Three years ago, he made a comeback, and created quite an impression with a brief role in Kerala Café. Some impressive performances later, Fahadh is now associated with several ‘new generation movies’.
Recently, he won the Kerala State Film Award for the Second Best Actor with his performances in Akam and Chappa Kurishu. The actor is now part of Friday, which releases this weekend. He is currently shooting for cinematographer Rajeev Ravi’s debut as a director, Annayum Rasoolum.
In an exclusive interview with Friday Review, Fahadh Faasil talks about the highs and lows in his rather eventful career. Excerpts:
How exciting is it to win the Kerala State film award?
Before the national awards were announced, I was told that Chappa Kurishu was there in contention. When it didn’t win any award, I thought it would be the same at the state level too. This honour is, of course, a happy one and is a form of motivation as well. I didn’t know how serious winning the award is until my father explained it to me. Frankly, my aim is not to win an award, but to entertain people as much as possible.
You were almost written off after the dismal show of your maiden film. But you are back with a bang. Did you anticipate this kind of an acceptance during your second attempt? (Smiles) People around me had expectations but I never thought things would turn out this way. I am not affected or carried away by success or failure. I think everything is temporary. When all this hype happens, I wonder how it would be like when it disappears. It is a phase and what I am trying to do is to keep reinventing myself and make movies that surprise people.
Is there too much of expectations to live up to now?
I don’t think there is too much of expectations, but I think I am seen more as an ‘experimental’ actor. My films may not have a great opening but I am not bothered about it. Whatever the numbers be, I want those viewers who come for my films to be excited about watching the movie. My films are not huge, costly productions. I have a certain space and I am happy about it. I think that I have the freedom to experiment within that space.

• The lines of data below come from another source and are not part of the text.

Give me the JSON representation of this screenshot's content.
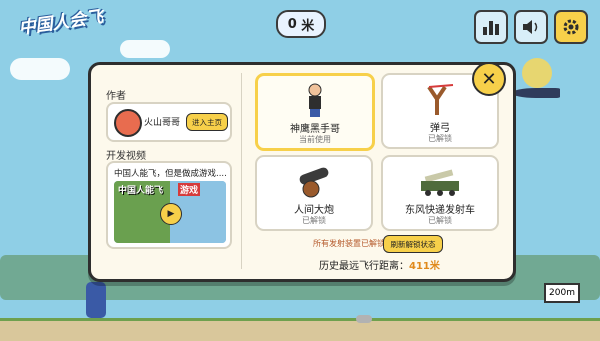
{
  "game": {
    "logo": "中国人会飞"
  },
  "hud": {
    "distance_value": "0",
    "distance_unit": "米",
    "buttons": [
      "leaderboard-icon",
      "sound-icon",
      "settings-icon"
    ]
  },
  "scene": {
    "distance_marker": "200m"
  },
  "panel": {
    "author_label": "作者",
    "author_name": "火山哥哥",
    "home_button": "进入主页",
    "video_label": "开发视频",
    "video_title": "中国人能飞，但是做成游戏......",
    "video_thumb_text_left": "中国人能飞",
    "video_thumb_text_right": "游戏",
    "launchers": [
      {
        "name": "神鹰黑手哥",
        "status": "当前使用",
        "icon": "strongman-icon",
        "selected": true
      },
      {
        "name": "弹弓",
        "status": "已解锁",
        "icon": "slingshot-icon",
        "selected": false
      },
      {
        "name": "人间大炮",
        "status": "已解锁",
        "icon": "cannon-icon",
        "selected": false
      },
      {
        "name": "东风快递发射车",
        "status": "已解锁",
        "icon": "missile-truck-icon",
        "selected": false
      }
    ],
    "unlock_note": "所有发射装置已解锁",
    "refresh_button": "刷新解锁状态",
    "record_label": "历史最远飞行距离：",
    "record_value": "411米"
  },
  "colors": {
    "accent": "#f7d04a",
    "record": "#e08a1c",
    "sky": "#8fcfe6"
  }
}
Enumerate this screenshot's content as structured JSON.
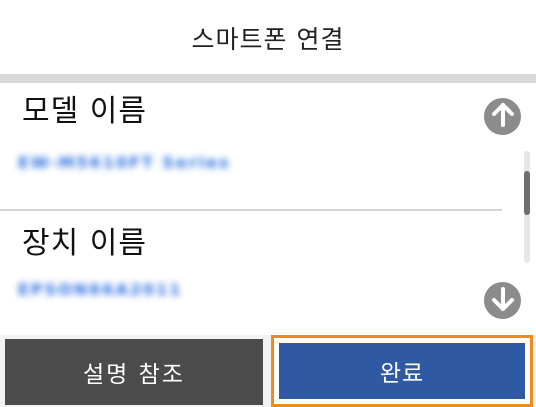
{
  "header": {
    "title": "스마트폰 연결"
  },
  "fields": [
    {
      "label": "모델 이름",
      "value": "EW-M5610FT Series"
    },
    {
      "label": "장치 이름",
      "value": "EPSON66A2011"
    }
  ],
  "scroll": {
    "up_icon": "arrow-up-icon",
    "down_icon": "arrow-down-icon",
    "position": 0.3
  },
  "footer": {
    "help_label": "설명 참조",
    "done_label": "완료"
  },
  "colors": {
    "done_button": "#2f5aa3",
    "help_button": "#4b4b4b",
    "focus_outline": "#ef8a1f",
    "value_text": "#2a6fe0"
  }
}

You’ve been branded as the quintessential new generation hero. Are you comfortable with that tag?
I have only done what those characters demanded and what the directors have asked me to do. One of the leading dailies reported that I was wearing the same type of boxers in two films (laughs).
I personally feel that it is all unwanted attention. I like to do things that I know or that I am familiar with.

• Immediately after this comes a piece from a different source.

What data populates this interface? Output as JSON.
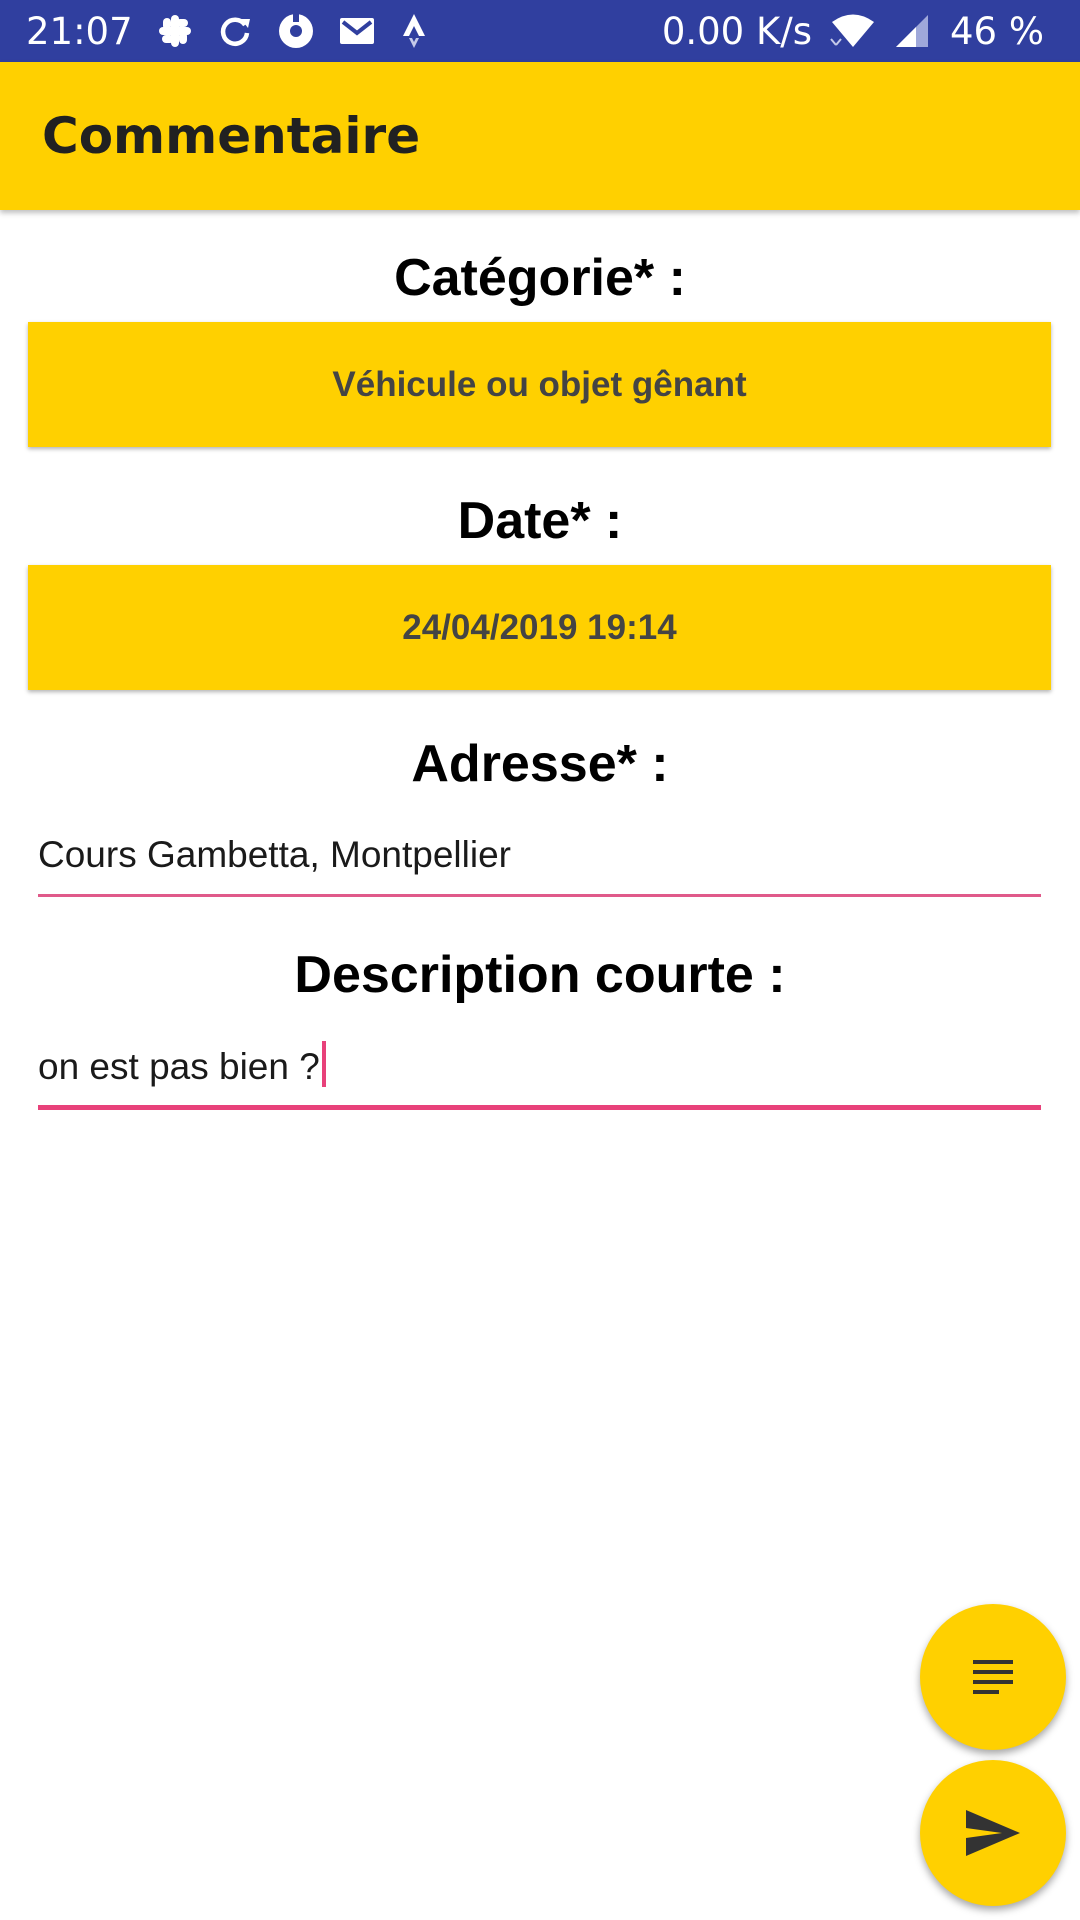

You haven’t entered commercial entertainers in a major way as of now…
I don’t know how the new generation label got attached to me though I am still trying to do films like Thoovanathumbikal, Namukku Parkkan Munthirithoppukal and Nokketha Doorathu Kannum Nattu. I would like to do all genres. For me, Diamond Necklace is a commercial attempt as it has songs and glamour. I am comfortable with anything that people talk about, as long as my films are working and I am appreciated.
Have you become too selective?

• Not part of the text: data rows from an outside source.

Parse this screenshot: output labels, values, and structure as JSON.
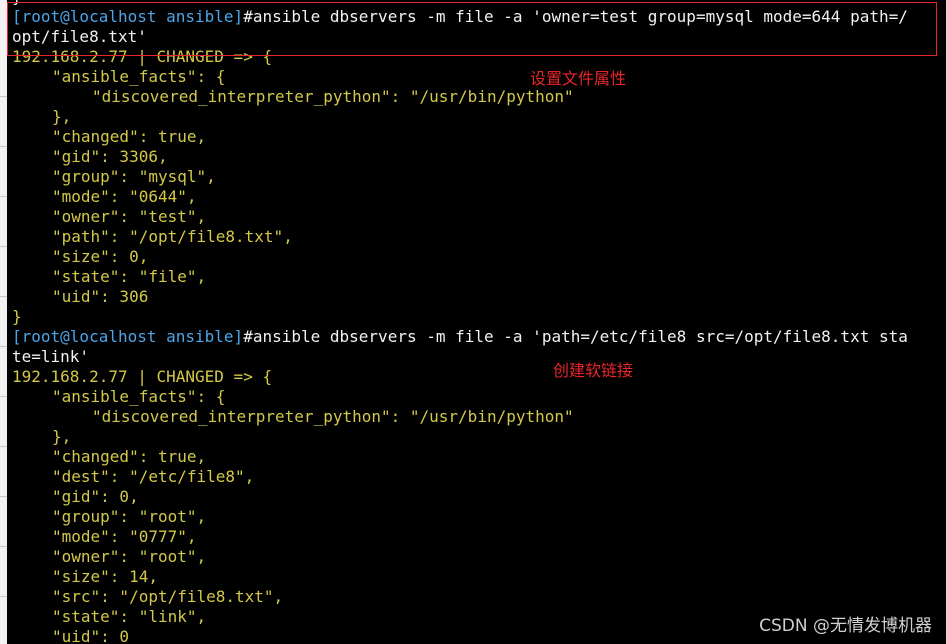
{
  "terminal": {
    "lines": [
      {
        "type": "brace",
        "text": "}"
      },
      {
        "type": "prompt",
        "prompt": "[root@localhost ansible]",
        "symbol": "#",
        "cmd": "ansible dbservers -m file -a 'owner=test group=mysql mode=644 path=/"
      },
      {
        "type": "cont",
        "text": "opt/file8.txt'"
      },
      {
        "type": "ip",
        "text": "192.168.2.77 | CHANGED => {"
      },
      {
        "type": "i1",
        "text": "\"ansible_facts\": {"
      },
      {
        "type": "i2",
        "text": "\"discovered_interpreter_python\": \"/usr/bin/python\""
      },
      {
        "type": "i1",
        "text": "},"
      },
      {
        "type": "i1",
        "text": "\"changed\": true,"
      },
      {
        "type": "i1",
        "text": "\"gid\": 3306,"
      },
      {
        "type": "i1",
        "text": "\"group\": \"mysql\","
      },
      {
        "type": "i1",
        "text": "\"mode\": \"0644\","
      },
      {
        "type": "i1",
        "text": "\"owner\": \"test\","
      },
      {
        "type": "i1",
        "text": "\"path\": \"/opt/file8.txt\","
      },
      {
        "type": "i1",
        "text": "\"size\": 0,"
      },
      {
        "type": "i1",
        "text": "\"state\": \"file\","
      },
      {
        "type": "i1",
        "text": "\"uid\": 306"
      },
      {
        "type": "brace-y",
        "text": "}"
      },
      {
        "type": "prompt",
        "prompt": "[root@localhost ansible]",
        "symbol": "#",
        "cmd": "ansible dbservers -m file -a 'path=/etc/file8 src=/opt/file8.txt sta"
      },
      {
        "type": "cont",
        "text": "te=link'"
      },
      {
        "type": "ip",
        "text": "192.168.2.77 | CHANGED => {"
      },
      {
        "type": "i1",
        "text": "\"ansible_facts\": {"
      },
      {
        "type": "i2",
        "text": "\"discovered_interpreter_python\": \"/usr/bin/python\""
      },
      {
        "type": "i1",
        "text": "},"
      },
      {
        "type": "i1",
        "text": "\"changed\": true,"
      },
      {
        "type": "i1",
        "text": "\"dest\": \"/etc/file8\","
      },
      {
        "type": "i1",
        "text": "\"gid\": 0,"
      },
      {
        "type": "i1",
        "text": "\"group\": \"root\","
      },
      {
        "type": "i1",
        "text": "\"mode\": \"0777\","
      },
      {
        "type": "i1",
        "text": "\"owner\": \"root\","
      },
      {
        "type": "i1",
        "text": "\"size\": 14,"
      },
      {
        "type": "i1",
        "text": "\"src\": \"/opt/file8.txt\","
      },
      {
        "type": "i1",
        "text": "\"state\": \"link\","
      },
      {
        "type": "i1",
        "text": "\"uid\": 0"
      }
    ]
  },
  "annotations": {
    "note_set_attributes": "设置文件属性",
    "note_create_symlink": "创建软链接"
  },
  "watermark": "CSDN @无情发博机器",
  "colors": {
    "background": "#000000",
    "prompt": "#4aa6e8",
    "command": "#f2f2f2",
    "output": "#d3c84a",
    "annotation": "#e8262a"
  }
}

I don’t think so. I was around and looking for work but the right films didn’t come to me. Friday is releasing shortly but I am in it for 20 minutes or so. When the story of Friday was first narrated to me by director Lijin Jose and writer Najeem Koya, I was not part of the movie. But I wanted to work with them.
What is your character in Friday like?
Friday is the story of many lives and I play a character that links two lives in it. It is an interesting and realistic film. There are some fabulous performances in it from well-known actors like Nedumudi Venu and also from some fresh faces from the theatre circuit.
Why is it that most of your characters have varying shades of grey in them?
This has always fascinated me, as I believe in the goodness of people. And badness is a phase that we can overcome. Some people prefer to stay in the bad world and some try to come out of it. My films, I feel, have always been a travel from good to bad and also from bad to good. Basically I like that in a human being.
All these have happened to me on a personal level too. Mistakes happen and then you try to overcome those. I like that process. When I found it in scripts, I thought it was very real. For me every one is a hero. It is just the phases and time that make a difference.